OSLO (Reuters) - Rig firm Seadrill, which last year filed for bankruptcy protection in a U.S. court, is working towards a comprehensive deal with all its creditors that could be concluded this week, it said in a court filing late on Friday.
Once the largest drilling rig operator by market value, Oslo-listed Seadrill filed its bankruptcy case in Texas on Sept. 12 after being hit hard by cutbacks in oil company investment following a steep drop in crude prices.
The company, controlled by Norwegian-born billionaire John Fredriksen, has been working with creditors on a restructuring plan to bring in more than $1 billion in fresh funding, allow it to maintain its fleet of rigs and pay creditors and staff.
“Although not all issues are resolved at this time, discussions have coalesced around a settlement structure that, if implemented, will increase recoveries to all general unsecured creditors,” the firm said in the filing.
Crucially, discussions were trying to incorporate proposals made in two alternative plans by creditors Barclays Capital and an ad hoc group of bondholders, Seadrill said.
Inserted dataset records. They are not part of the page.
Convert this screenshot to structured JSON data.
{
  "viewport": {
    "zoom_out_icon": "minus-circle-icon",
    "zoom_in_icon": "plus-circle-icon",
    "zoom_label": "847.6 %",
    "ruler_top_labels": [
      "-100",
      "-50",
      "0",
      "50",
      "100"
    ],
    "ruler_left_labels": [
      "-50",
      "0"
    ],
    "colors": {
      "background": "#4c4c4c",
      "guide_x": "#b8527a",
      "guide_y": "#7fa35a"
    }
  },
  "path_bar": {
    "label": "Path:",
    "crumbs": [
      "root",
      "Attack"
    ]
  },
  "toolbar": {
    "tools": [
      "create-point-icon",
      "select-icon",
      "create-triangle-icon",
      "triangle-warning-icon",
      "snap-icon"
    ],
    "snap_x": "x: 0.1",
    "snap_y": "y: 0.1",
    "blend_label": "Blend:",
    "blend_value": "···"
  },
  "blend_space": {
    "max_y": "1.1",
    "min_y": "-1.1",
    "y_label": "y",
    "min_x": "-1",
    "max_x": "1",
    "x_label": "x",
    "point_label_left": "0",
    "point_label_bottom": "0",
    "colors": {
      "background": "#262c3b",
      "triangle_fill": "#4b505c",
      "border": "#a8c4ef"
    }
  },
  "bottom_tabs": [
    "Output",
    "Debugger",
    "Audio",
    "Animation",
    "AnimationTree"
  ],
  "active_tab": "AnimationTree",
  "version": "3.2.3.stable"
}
“The parties are working to reach a final agreement on settlement terms over the next week, and the Debtors anticipate they will further update the Court on Feb. 16, 2018 regarding the status of settlement discussions,” Seadrill added.
Fredriksen’s proposal would give unsecured bondholders a stake of about 15 percent in the company, but would wipe out stakes of its existing shareholders. The plan submitted by the bondholders would give them a bigger stake, but the precise size was unclear.
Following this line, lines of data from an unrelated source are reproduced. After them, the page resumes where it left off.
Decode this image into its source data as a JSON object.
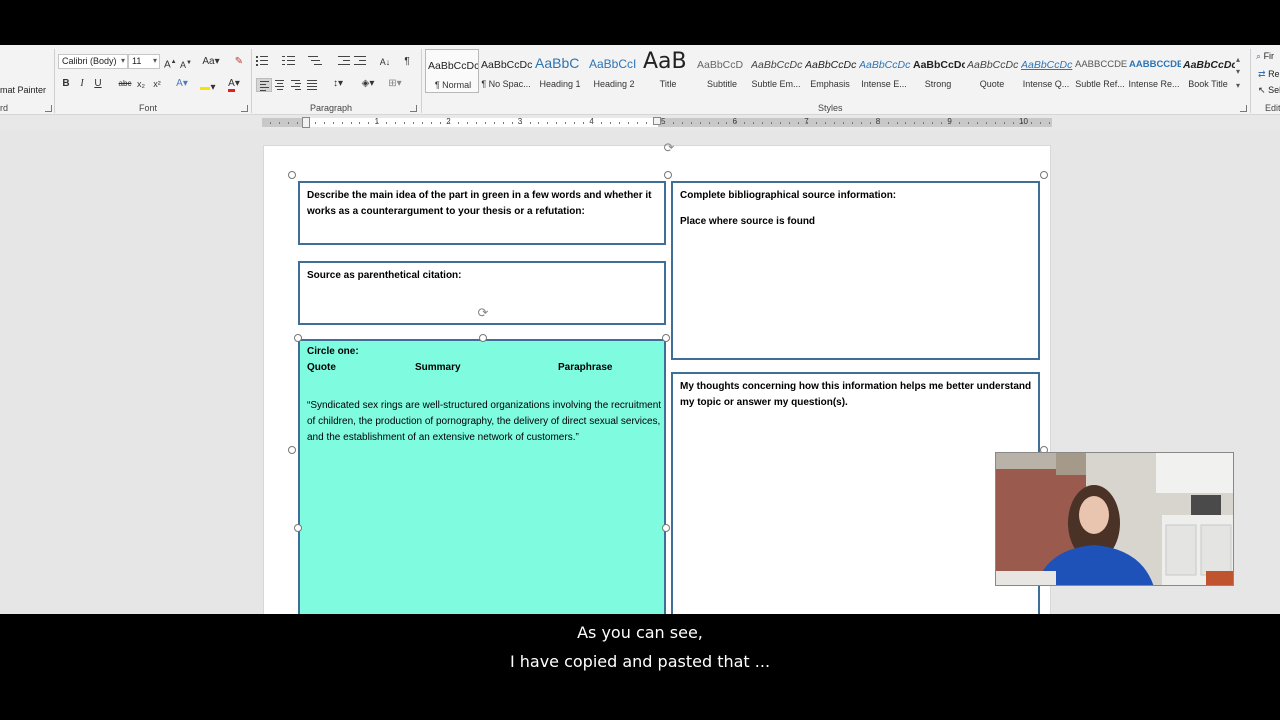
{
  "ribbon": {
    "clipboard": {
      "format_painter": "mat Painter",
      "label": "rd"
    },
    "font": {
      "name": "Calibri (Body)",
      "size": "11",
      "label": "Font",
      "bold": "B",
      "italic": "I",
      "underline": "U",
      "strikethrough": "abc",
      "subscript": "x₂",
      "superscript": "x²",
      "grow": "A",
      "shrink": "A",
      "change_case": "Aa",
      "text_effects": "A",
      "font_color": "A"
    },
    "paragraph": {
      "label": "Paragraph",
      "pilcrow": "¶",
      "sort": "A↓"
    },
    "styles": {
      "label": "Styles",
      "items": [
        {
          "preview": "AaBbCcDc",
          "name": "¶ Normal"
        },
        {
          "preview": "AaBbCcDc",
          "name": "¶ No Spac..."
        },
        {
          "preview": "AaBbC",
          "name": "Heading 1"
        },
        {
          "preview": "AaBbCcI",
          "name": "Heading 2"
        },
        {
          "preview": "AaB",
          "name": "Title"
        },
        {
          "preview": "AaBbCcD",
          "name": "Subtitle"
        },
        {
          "preview": "AaBbCcDc",
          "name": "Subtle Em..."
        },
        {
          "preview": "AaBbCcDc",
          "name": "Emphasis"
        },
        {
          "preview": "AaBbCcDc",
          "name": "Intense E..."
        },
        {
          "preview": "AaBbCcDc",
          "name": "Strong"
        },
        {
          "preview": "AaBbCcDc",
          "name": "Quote"
        },
        {
          "preview": "AaBbCcDc",
          "name": "Intense Q..."
        },
        {
          "preview": "AABBCCDE",
          "name": "Subtle Ref..."
        },
        {
          "preview": "AABBCCDE",
          "name": "Intense Re..."
        },
        {
          "preview": "AaBbCcDc",
          "name": "Book Title"
        }
      ]
    },
    "editing": {
      "find": "Fir",
      "replace": "Re",
      "select": "Sel",
      "label": "Edit"
    }
  },
  "ruler": {
    "numbers": [
      "1",
      "2",
      "3",
      "4",
      "5",
      "6",
      "7",
      "8",
      "9",
      "10"
    ]
  },
  "document": {
    "main_idea_box": "Describe the main idea of the part in green in a few words and whether it works as a counterargument to your thesis or a refutation:",
    "citation_box": "Source as parenthetical citation:",
    "circle_one": "Circle one:",
    "options": [
      "Quote",
      "Summary",
      "Paraphrase"
    ],
    "quote_text": "“Syndicated sex rings are well-structured organizations involving the recruitment of children, the production of pornography, the delivery of direct sexual services, and the establishment of an extensive network of customers.”",
    "bib_title": "Complete bibliographical source information:",
    "bib_place": "Place where source is found",
    "thoughts": "My thoughts concerning how this information helps me better understand my topic or answer my question(s)."
  },
  "colors": {
    "highlight_box": "#7ffbe0",
    "box_border": "#3f6e97",
    "ribbon_bg": "#f3f3f3"
  },
  "captions": {
    "line1": "As you can see,",
    "line2": "I have copied and pasted that ..."
  }
}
Fredriksen’s original plan is backed by 97 percent of banks, who hold about $5.7 billion in secured loans. Their approval will be needed for any amendments.
Writing by Gwladys Fouche